Working data below:

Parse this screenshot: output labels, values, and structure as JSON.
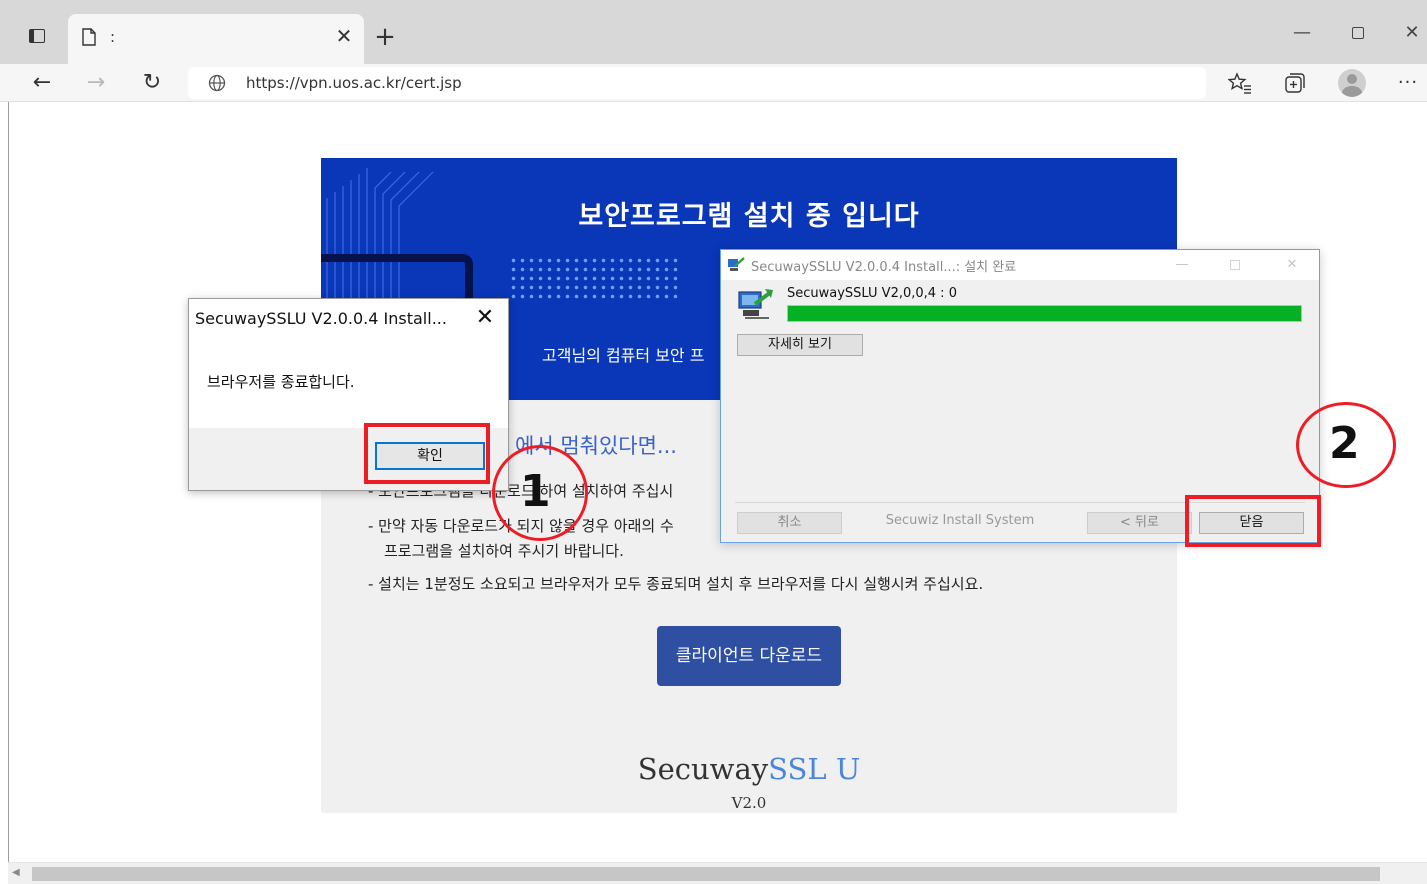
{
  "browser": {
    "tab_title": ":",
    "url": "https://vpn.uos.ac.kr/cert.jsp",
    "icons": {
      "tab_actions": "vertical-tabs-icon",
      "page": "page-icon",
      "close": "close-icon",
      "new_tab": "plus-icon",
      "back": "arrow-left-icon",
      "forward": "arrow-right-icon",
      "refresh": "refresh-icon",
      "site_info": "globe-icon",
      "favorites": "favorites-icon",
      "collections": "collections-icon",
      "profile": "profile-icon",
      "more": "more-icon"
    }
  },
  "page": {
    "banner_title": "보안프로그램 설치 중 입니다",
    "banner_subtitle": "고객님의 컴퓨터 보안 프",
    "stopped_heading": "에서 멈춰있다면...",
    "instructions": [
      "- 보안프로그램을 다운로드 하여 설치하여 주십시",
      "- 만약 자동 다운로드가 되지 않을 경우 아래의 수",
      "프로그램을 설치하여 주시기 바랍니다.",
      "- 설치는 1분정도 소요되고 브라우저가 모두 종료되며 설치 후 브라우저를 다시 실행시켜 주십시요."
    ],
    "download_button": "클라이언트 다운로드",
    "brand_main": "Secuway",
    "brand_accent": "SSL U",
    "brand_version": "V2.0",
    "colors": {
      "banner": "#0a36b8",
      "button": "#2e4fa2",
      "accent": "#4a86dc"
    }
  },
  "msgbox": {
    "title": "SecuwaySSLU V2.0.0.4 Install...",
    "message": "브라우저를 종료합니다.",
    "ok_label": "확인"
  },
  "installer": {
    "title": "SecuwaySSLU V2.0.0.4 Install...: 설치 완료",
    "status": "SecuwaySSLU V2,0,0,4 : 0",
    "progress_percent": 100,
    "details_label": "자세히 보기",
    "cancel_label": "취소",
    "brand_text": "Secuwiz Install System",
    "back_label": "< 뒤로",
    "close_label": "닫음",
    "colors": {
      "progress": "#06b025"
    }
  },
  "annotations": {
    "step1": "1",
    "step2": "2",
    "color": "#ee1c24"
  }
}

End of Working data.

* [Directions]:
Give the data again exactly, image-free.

* [Written answer]:
Parse this screenshot: output labels, values, and structure as JSON.
{
  "browser": {
    "tab_title": ":",
    "url": "https://vpn.uos.ac.kr/cert.jsp",
    "icons": {
      "tab_actions": "vertical-tabs-icon",
      "page": "page-icon",
      "close": "close-icon",
      "new_tab": "plus-icon",
      "back": "arrow-left-icon",
      "forward": "arrow-right-icon",
      "refresh": "refresh-icon",
      "site_info": "globe-icon",
      "favorites": "favorites-icon",
      "collections": "collections-icon",
      "profile": "profile-icon",
      "more": "more-icon"
    }
  },
  "page": {
    "banner_title": "보안프로그램 설치 중 입니다",
    "banner_subtitle": "고객님의 컴퓨터 보안 프",
    "stopped_heading": "에서 멈춰있다면...",
    "instructions": [
      "- 보안프로그램을 다운로드 하여 설치하여 주십시",
      "- 만약 자동 다운로드가 되지 않을 경우 아래의 수",
      "프로그램을 설치하여 주시기 바랍니다.",
      "- 설치는 1분정도 소요되고 브라우저가 모두 종료되며 설치 후 브라우저를 다시 실행시켜 주십시요."
    ],
    "download_button": "클라이언트 다운로드",
    "brand_main": "Secuway",
    "brand_accent": "SSL U",
    "brand_version": "V2.0",
    "colors": {
      "banner": "#0a36b8",
      "button": "#2e4fa2",
      "accent": "#4a86dc"
    }
  },
  "msgbox": {
    "title": "SecuwaySSLU V2.0.0.4 Install...",
    "message": "브라우저를 종료합니다.",
    "ok_label": "확인"
  },
  "installer": {
    "title": "SecuwaySSLU V2.0.0.4 Install...: 설치 완료",
    "status": "SecuwaySSLU V2,0,0,4 : 0",
    "progress_percent": 100,
    "details_label": "자세히 보기",
    "cancel_label": "취소",
    "brand_text": "Secuwiz Install System",
    "back_label": "< 뒤로",
    "close_label": "닫음",
    "colors": {
      "progress": "#06b025"
    }
  },
  "annotations": {
    "step1": "1",
    "step2": "2",
    "color": "#ee1c24"
  }
}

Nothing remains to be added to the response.